Food Co-op disclaims any responsibility or liability for the statements, representations or recommendations and/or conduct of any presenter.
14 continued on page 16 Coop Scoop
Apply NOW for Our Spring Classes!
November 2010 15
Focus on Herbs
by Lynne Latella
The Queen of Herbs
Meaning “matchless” or “incompara-
ble one” in Sanskrit, Holy Basil, or Tul-
si, has held the status of Queen of Herbs
throughout the ages. It is the most im-
portant and sacred herb in the Hindu
religion and has been successfully used
by Ayurvedics for centuries to treat re-
spiratory ailments, digestive and skin
disorders, dental problems and many
other health issues.
Not to be confused with the pungent
culinary herb, Tulsi is used in formu-
las to treat malaria, the common cold,
stomach disorders, heart disease, head-
aches, food poisoning, inﬂammation,
bronchitis and asthma. The essential
oil is used in cosmetics and skin prep-
arations because of its antibacterial
properties. For centuries, Tulsi leaves ing insect bites, healing infections and of caffeine, thus reducing the jittery
have been mixed with grains to repel treating certain skin conditions. It has side effects.
insects. been shown that Tulsi can counter- • Oregon’s Wild Harvest Happy Tea
Modern research has shown that Holy act halitosis and help maintain den- – Stress formula that contains Tulsi,
Basil contains powerful anti-stressor tal health. In its powdered form, it has passionﬂower, chamomile, skullcap
properties more potent than those con- been used as toothpaste to clean teeth and lavender.

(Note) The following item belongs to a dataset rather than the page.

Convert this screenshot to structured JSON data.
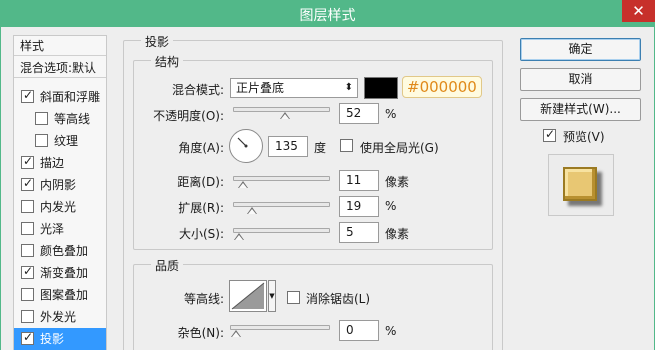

tained in ginseng. It has been suggested and strengthen gums. • Oregon’s Wild Harvest Holy Basil
that chewing 12 Holy Basil leaves twice New studies indicate that Tulsi may Tea Blend – Available in bulk.
a day can relieve stress. It may also be help to stabilize blood sugar, thereby
effective as a pain reliever, anti-inﬂam- • New Chapter Supercritical Holy
being useful for diabetic conditions.
matory agent and as treatment for fun- Basil – The active molecules in these
However, results aren’t conclusive. Un-
gal and bacterial infections. Compo- capsules promote a health response
fortunately, most research has been
nents in this herb contain anti-oxidant to inﬂammation and elevate the
performed solely on animals, so appli-
properties which help neutralize free spirits.
cations for humans cannot be totally
radicals. • Oregon’s Wild Harvest Capsules
veriﬁed at this point. However, centu-
Taken internally and applied topical- ries of effective use by Indian herbalists • Gaia Adrenal Health – Contains
ly, this herb has been useful in sooth- and its revered place in medicinal his- Tulsi, rhodiola, ashwaganda, wild
tory may indicate that its healing prop- oats, schizandra to support a healthy
erties are very real. adrenal function.
To advertise in the As an adaptogen, Tulsi is helpful in • Gaia Holy Basil Capsules
Coop Scoop… balancing various body functions and • New Chapter Zyﬂamend Softgels
alleviating stress, anxiety and depres- – Contains Holy Basil, turmeric,
Prices for camera-ready ads are: $25 sion. The Co-op carries a variety of teas rosemary, ginger, green tea, Hu
for our smallest 1-column size; $50 and health preparations that include Zhang, oregano, skullcap, barberry,
for ¼-page; $90 for ½-page; $130 for
the healing beneﬁts of Tulsi. Some of balkal and Chinese golden thread
a full page — with several other sizes
and prices in between.
the products are as follows: for help with inﬂammation, and
One free ad is provided with ads pre- • Organic India Tulsi Tea – Support cardiovascular and joint function.
paid for a year. Ready-to-print artwork for stress, depression and anxiety. Although Holy Basil is well tolerat-
must be submitted by the 15th of the The varieties include the Original ed in most people, those who are preg-
month preceding publication. formula, Lemon Ginger, Green Tea, nant, nursing or trying to conceive
For more information about Coop Pomegranate Green, Chai Masala should not take this herb. It also should
Scoop advertising, contact Kimberly and Vanilla Crème. Although some be avoided by those who are taking
Morton at kimberly_morton@hotmail. anti-coagulants.
of these are blended with black or
com, or (518) 330-3262.
green tea, Tulsi moderates the effects
16 Coop Scoop